“You have been here around four years,” began Knowles, “what prompted you to move here?”

 

“Well,” began Annette, “this seemed like a great opportunity for us to expand into a more upmarket location, slightly away from it all, with a good restaurant and bar too. Our previous place near Hereford didn’t have either, just a dining room where we could provide dinner, whereas here there’s scope for attracting visitors at both lunch and dinner. The bar has some good ales and we get people driving here just to sample those…”

 

“…though, of course, we wouldn’t provide any more than two pints to someone who was driving,” interjected Andrew.

 

“Of course,” said Knowles, “I saw your designated driver scheme in the bar and I think it’s a good idea. So the chefs came with you or shortly afterwards?”

 

“Yes,” said Andrew, “Mathilde’s divorce was finalised about a week prior to us moving here. She wanted to move away. We knew of her food, so it seemed like an ideal match.”

 

“Indeed,” said Knowles, “the timing was almost perfect. Did you find this hotel before hearing of Mathilde’s divorce?”

 

“Well,” said Annette, “the divorce was in process for a few months, so we most likely found the hotel after we knew about the divorce.”

 

“These footprints outside, you measured them Andrew, and said they were a size 8, but not the size 8 wellingtons from the room at the back, so do you think it’s someone at the hotel or someone outside?”

 

“I have no idea, Inspector Knowles, the only way to find out would be to search people’s rooms and then find a pair of wellies, but there’s no way to prove they were the ones used yesterday.”

 

“But do people walk past the hotel in all weathers?”

 

“You would be surprised, Inspector,” said Annette, “there are some hardy people in these parts.

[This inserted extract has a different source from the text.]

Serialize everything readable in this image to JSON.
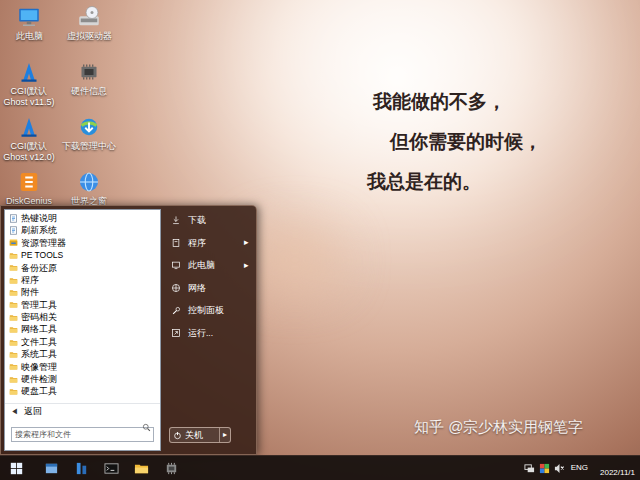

Farmer Clarke walks along his fields in all weathers. The farmer on the other side of the hill, towards Peatling Astley…”

 

“…Mr Griffiths,” added Andrew.

 

“Yes, him, he thinks nothing of walking down the hill into Frisby Magna for a couple of pints of ale in the evening. It might have been him.”

 

“There’s a shed about 100 yards from the car park,” continued Knowles, “who does that belong to?”

 

“It’s in the woods and not on our land,” said Andrew, “and so it’s the responsibility of the local council, I believe.”

 

“What’s in it, any ideas?”

 

“Not sure, I think it was used for keeping wood chopping supplies in, back when councils used to keep up the woodlands and collect fallen sticks and branches for local families to use on their fires,” replied Andrew.

 

“Is that where you get your firewood from?” asked Knowles.

 

“Some of it Inspector,” replied Annette, “we only have fires between November and mid-March, so we tend to use up the sticks and branches we’ve collected from the woods by January, so we buy in the blocks from the garden centre for the last two months.”

 

“I will go and check that shed later,” said Knowles, “just to make sure no one is using it as a hideaway or is hiding something away in there.”  

 

“You leave no stone unturned, do you?” said Andrew.

 

“Well, there’s not much else to check in this snow – when it melts some secrets may be revealed to us; until then we have to wait.”

 

“What were you thinking of?” asked Annette.

 

“Nothing in particular, but Mr Wooster was intending to come here and he hasn’t made it yet, so he has to be somewhere.”

 

“You think he might be under the snow?” Andrew sounded horrified.

 

“I hope not, I really do, but he should have been here by now, you know.”

 

Annette and Andrew looked at each other a little sadly.